We display two different algorithms for calculating a Life Cycle Assessment over time, show and discuss their requirements, and show an LCA calculation over time, performed for a German train’s component. We discuss these results in comparison to an LCA for the same component, calculated without a timely resolution. This comparison reveals four main advantages, and also disadvantages, of ‘introducing time’ in LCA results.
The advantages are of (i) methodical nature (coherence with methods from the area of financial accounting), (ii) to allow a general inclusion of future’s uncertainty, (iii) to be able to care for the timely behaviour of substances, (iv) to be able to incorporate prognoses on the future environment and also on processes, and, finally, (v) to enable the user to express his or her views on the future in the results of an LCA (coherence with the user’s perspective on the future).
We are looking very forward to discussing and hopefully presenting our ideas at the Forum.

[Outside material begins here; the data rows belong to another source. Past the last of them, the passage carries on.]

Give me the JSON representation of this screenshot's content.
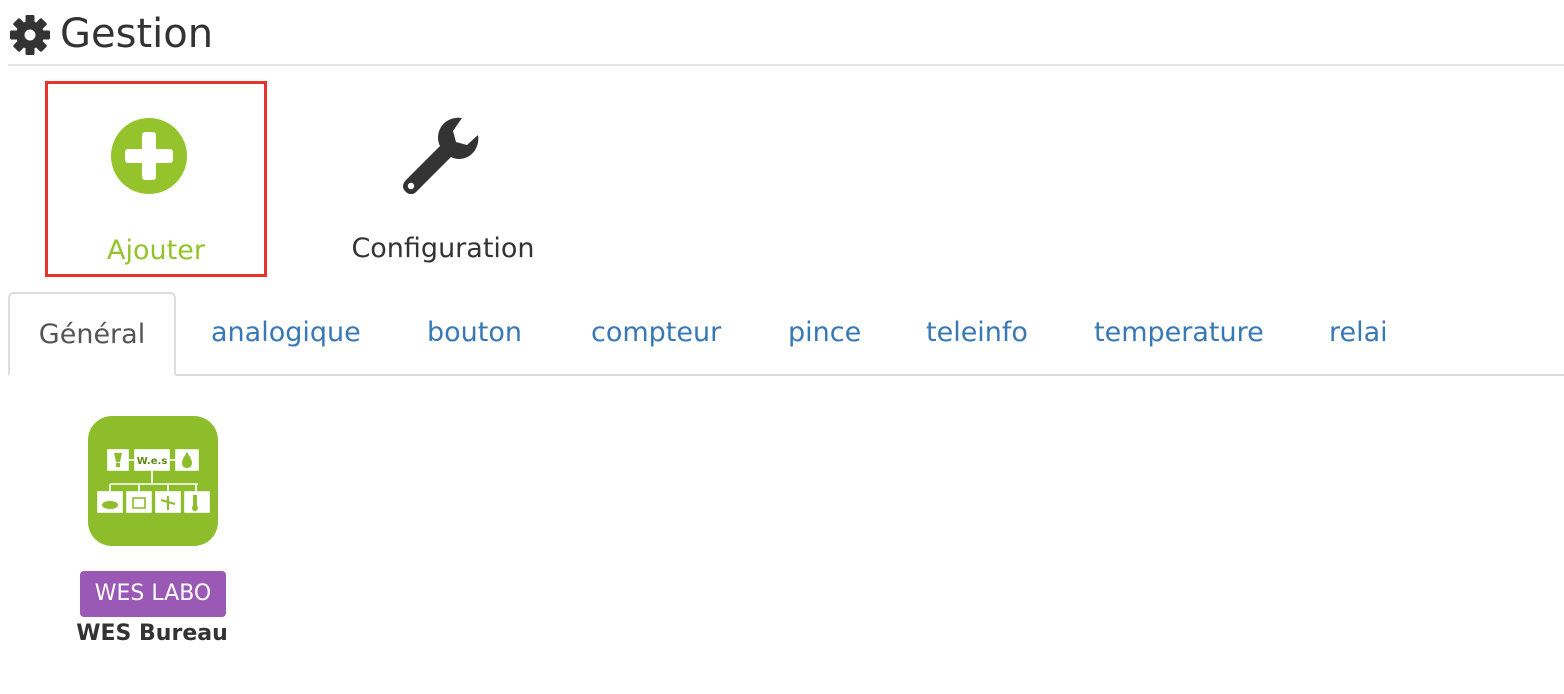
{
  "legend": {
    "title": "Gestion",
    "icon": "gear-icon"
  },
  "actions": {
    "add_label": "Ajouter",
    "add_icon": "plus-circle-icon",
    "add_color": "#94c32b",
    "config_label": "Configuration",
    "config_icon": "wrench-icon",
    "highlight_color": "#e8332a"
  },
  "tabs": [
    {
      "label": "Général",
      "active": true
    },
    {
      "label": "analogique",
      "active": false
    },
    {
      "label": "bouton",
      "active": false
    },
    {
      "label": "compteur",
      "active": false
    },
    {
      "label": "pince",
      "active": false
    },
    {
      "label": "teleinfo",
      "active": false
    },
    {
      "label": "temperature",
      "active": false
    },
    {
      "label": "relai",
      "active": false
    }
  ],
  "tab_link_color": "#3878b5",
  "equipment": [
    {
      "badge": "WES LABO",
      "badge_color": "#9b59b6",
      "name": "WES Bureau",
      "icon": "wes-plugin-logo",
      "logo_text": "W.e.s"
    }
  ]
}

The new information and communication technologies are bringing both opportunities and risks for the goal of sustainable development. Our unit analyses these interrelationships in an interdisciplinary team. The main questions thereby are: What can the digital revolution contribute to sustainable development? Which new dangers for humans and the environment could come out of it? One of the instruments used by our group is LCA. Thereby, with the goal of using the opportunities and minimizing the risks,

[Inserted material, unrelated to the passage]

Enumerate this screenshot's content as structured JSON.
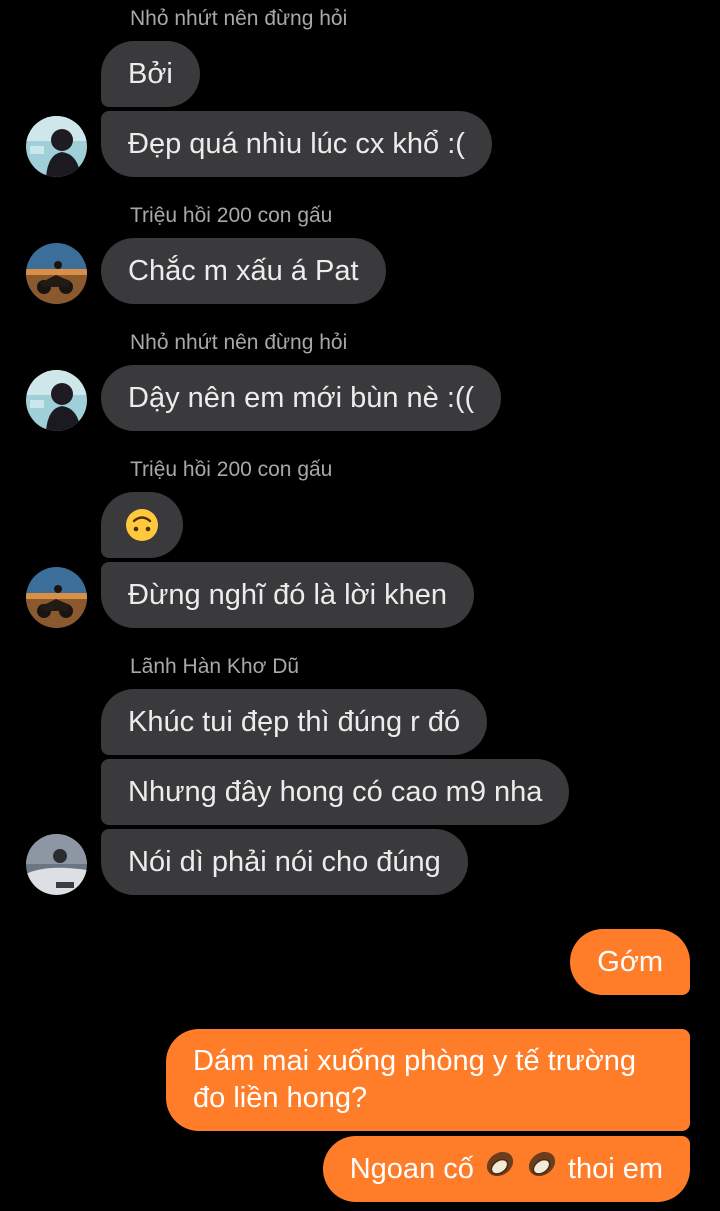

Possibilities as well as limits of the use of LCA for answering the above rised questions will be highlighted with examples from ongoning research at EMPA. Future research areas and open questions for a more appropriate use of LCA in the area of the modern information society will be raised and discussed.

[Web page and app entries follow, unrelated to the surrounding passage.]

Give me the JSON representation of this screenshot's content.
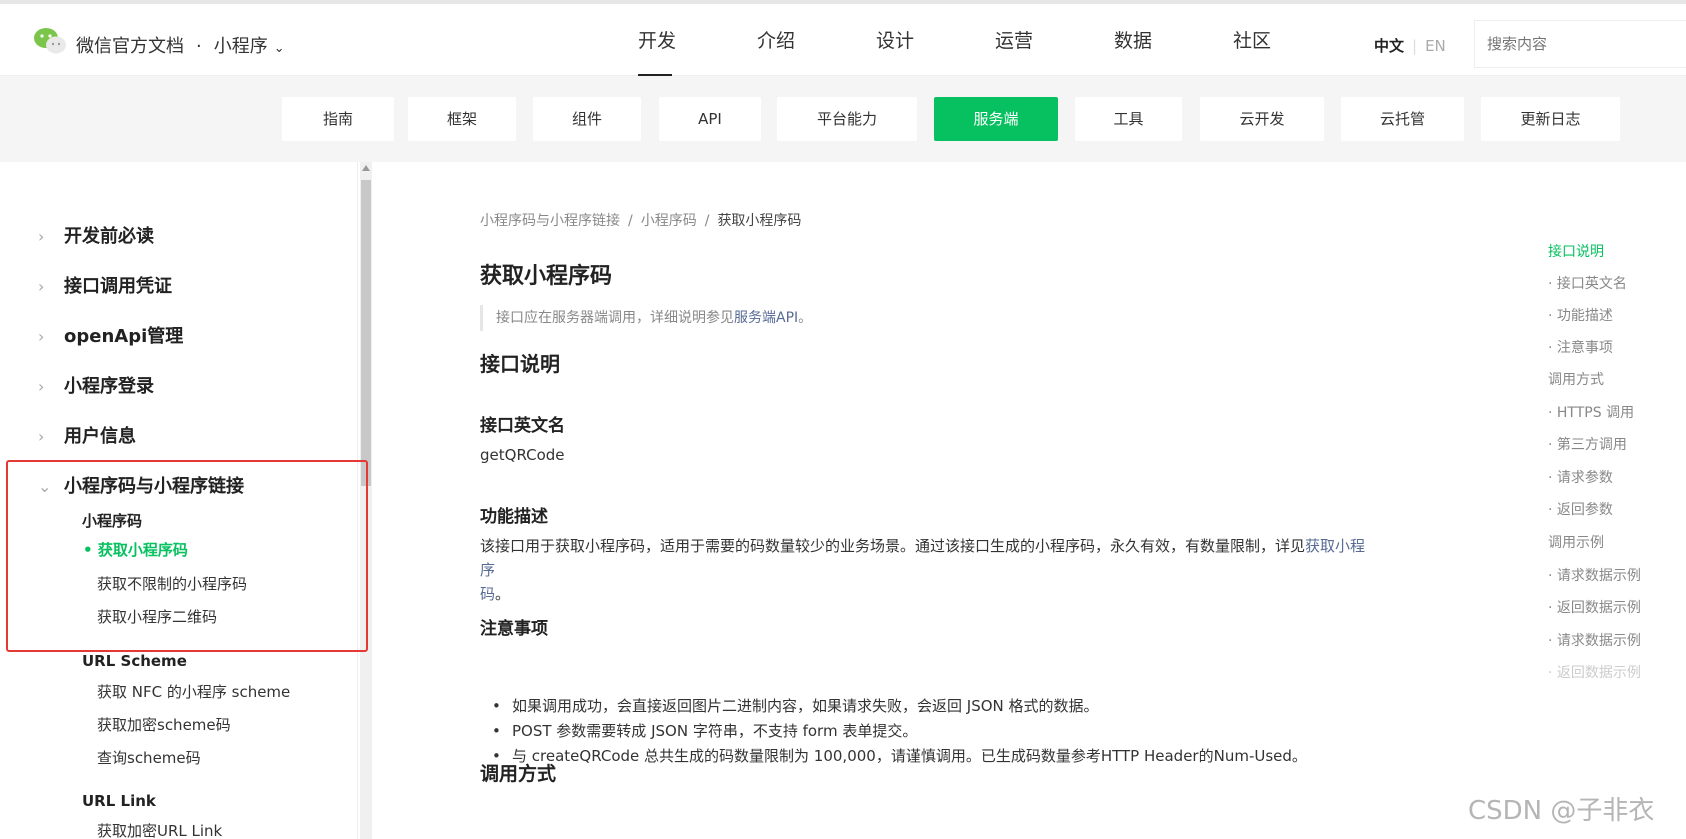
{
  "header": {
    "brand": "微信官方文档",
    "separator": "·",
    "product": "小程序",
    "nav": [
      "开发",
      "介绍",
      "设计",
      "运营",
      "数据",
      "社区"
    ],
    "nav_active": "开发",
    "lang_zh": "中文",
    "lang_sep": "|",
    "lang_en": "EN",
    "search_placeholder": "搜索内容"
  },
  "categories": [
    "指南",
    "框架",
    "组件",
    "API",
    "平台能力",
    "服务端",
    "工具",
    "云开发",
    "云托管",
    "更新日志"
  ],
  "category_active": "服务端",
  "sidebar": {
    "sections": [
      "开发前必读",
      "接口调用凭证",
      "openApi管理",
      "小程序登录",
      "用户信息",
      "小程序码与小程序链接"
    ],
    "groups": [
      "小程序码",
      "URL Scheme",
      "URL Link"
    ],
    "leaves": {
      "qrcode": [
        "获取小程序码",
        "获取不限制的小程序码",
        "获取小程序二维码"
      ],
      "scheme": [
        "获取 NFC 的小程序 scheme",
        "获取加密scheme码",
        "查询scheme码"
      ],
      "link": [
        "获取加密URL Link"
      ]
    }
  },
  "content": {
    "breadcrumb": [
      "小程序码与小程序链接",
      "小程序码",
      "获取小程序码"
    ],
    "title": "获取小程序码",
    "notice_text": "接口应在服务器端调用，详细说明参见",
    "notice_link": "服务端API",
    "notice_end": "。",
    "h_desc": "接口说明",
    "h_en_name": "接口英文名",
    "en_name": "getQRCode",
    "h_func": "功能描述",
    "func_text_1": "该接口用于获取小程序码，适用于需要的码数量较少的业务场景。通过该接口生成的小程序码，永久有效，有数量限制，详见",
    "func_link_1": "获取小程序",
    "func_link_2": "码",
    "func_end": "。",
    "h_notes": "注意事项",
    "notes": [
      "如果调用成功，会直接返回图片二进制内容，如果请求失败，会返回 JSON 格式的数据。",
      "POST 参数需要转成 JSON 字符串，不支持 form 表单提交。",
      "与 createQRCode 总共生成的码数量限制为 100,000，请谨慎调用。已生成码数量参考HTTP Header的Num-Used。"
    ],
    "h_call": "调用方式"
  },
  "toc": [
    "接口说明",
    "· 接口英文名",
    "· 功能描述",
    "· 注意事项",
    "调用方式",
    "· HTTPS 调用",
    "· 第三方调用",
    "· 请求参数",
    "· 返回参数",
    "调用示例",
    "· 请求数据示例",
    "· 返回数据示例",
    "· 请求数据示例",
    "· 返回数据示例"
  ],
  "toc_active": "接口说明",
  "watermark": "CSDN @子非衣",
  "colors": {
    "accent": "#07c160",
    "link": "#576b95",
    "highlight_box": "#e53935"
  }
}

French.-German Institute for Environmental Research (DFIU) – University of Karlsruhe (TH)
Hertzstr. 16 – 76187 Karlsruhe - Germany
Ziel des EU-geförderten Projekts ISACOAT ist die Untersuchung zukünftiger struktureller Veränderungen der Organisation und Funktionsweise der Wertschöpfungskette der Metalloberflächenbehandlung mit dem Schwerpunkt auf dem Bereich der Lackierung, und
deren Konsequenzen für kleine und mittlere Unternehmen (KMU), die durch neue umweltfreundliche Produkte und Techniken verursacht werden. Schwerpunkt der laufenden ersten Arbeitsphase von ISACOAT ist es, eine Übersicht über die Branche, eingesetzte Produkte und Technologien, sowie relevante Einflussfaktoren auf die Entwicklung der Branche zu erarbeiten. Als erste Ergebnisse werden die Wertschöpfungskette der Metalllackierung in der EU sowie die damit verbundenen Materialflüsse und VOC-Emissionen präsentiert. Am Beispiel der Farb- und Lackindustrie werden wichtige Einflussfaktoren auf die Branche und die Marktentwicklung der vergangenen
10 Jahre aufgezeigt. Die zukünftige Entwicklung des Sektors soll durch eine integrierte Analyse von zwei mittelfristigen (Betrachtungshorizont 10 Jahre) sowie zwei langfristigen (Betrachtungshorizont 20 Jahre) Szenarios analysiert werden. Beispielhaft werden die Rahmenbedingungen des Szenarios "long-term, vertical integration" mit einer Verschiebung vom Produkt- zum Serviceangebot und KMUs als Nischenanbietern anhand der Wertschöpfungskette skizziert. Zur Entscheidungsunterstützung für die langfristige strategische Planung stehen neben der Szenarioanalyse vielfältige Instrumente zur Verfügung. Ihre Anwendung in der Praxis wird anhand von Fallbeispielen (Interviews) evaluiert.
An dem Projekt sind insgesamt 14 Partner beteiligt: